Give back every record exactly, with its pictures left out.

Interface dataset entries
######

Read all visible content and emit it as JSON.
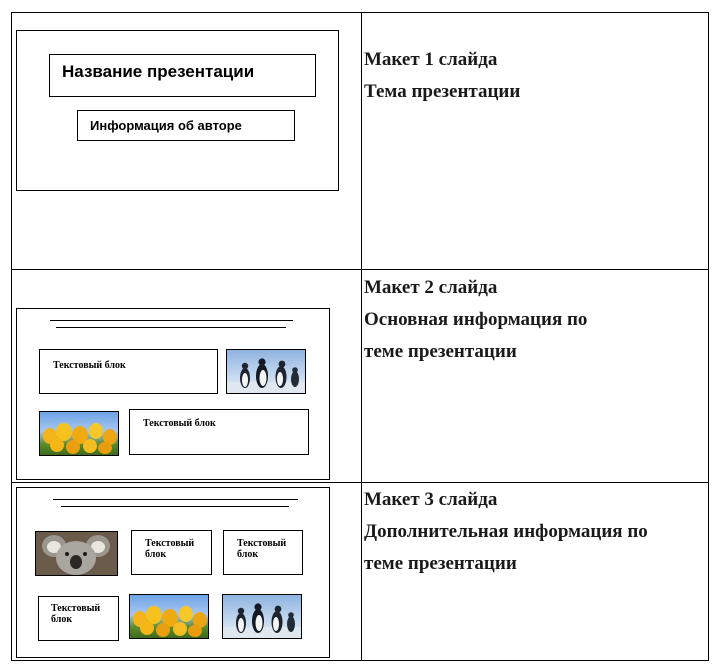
{
  "rows": [
    {
      "title": "Макет 1 слайда",
      "subtitle_lines": [
        "Тема презентации"
      ],
      "slide": {
        "title_box": "Название презентации",
        "author_box": "Информация  об авторе"
      }
    },
    {
      "title": "Макет 2 слайда",
      "subtitle_lines": [
        "Основная информация по",
        "теме презентации"
      ],
      "slide": {
        "textbox_1": "Текстовый блок",
        "textbox_2": "Текстовый блок"
      }
    },
    {
      "title": "Макет 3 слайда",
      "subtitle_lines": [
        "Дополнительная информация по",
        "теме презентации"
      ],
      "slide": {
        "textbox_1_line1": "Текстовый",
        "textbox_1_line2": "блок",
        "textbox_2_line1": "Текстовый",
        "textbox_2_line2": "блок",
        "textbox_3_line1": "Текстовый",
        "textbox_3_line2": "блок"
      }
    }
  ],
  "images": {
    "penguins": "penguins-photo",
    "tulips": "yellow-tulips-photo",
    "koala": "koala-photo"
  }
}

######

Exercise result:
Read all visible content and emit it as JSON.
{
  "rows": [
    {
      "title": "Макет 1 слайда",
      "subtitle_lines": [
        "Тема презентации"
      ],
      "slide": {
        "title_box": "Название презентации",
        "author_box": "Информация  об авторе"
      }
    },
    {
      "title": "Макет 2 слайда",
      "subtitle_lines": [
        "Основная информация по",
        "теме презентации"
      ],
      "slide": {
        "textbox_1": "Текстовый блок",
        "textbox_2": "Текстовый блок"
      }
    },
    {
      "title": "Макет 3 слайда",
      "subtitle_lines": [
        "Дополнительная информация по",
        "теме презентации"
      ],
      "slide": {
        "textbox_1_line1": "Текстовый",
        "textbox_1_line2": "блок",
        "textbox_2_line1": "Текстовый",
        "textbox_2_line2": "блок",
        "textbox_3_line1": "Текстовый",
        "textbox_3_line2": "блок"
      }
    }
  ],
  "images": {
    "penguins": "penguins-photo",
    "tulips": "yellow-tulips-photo",
    "koala": "koala-photo"
  }
}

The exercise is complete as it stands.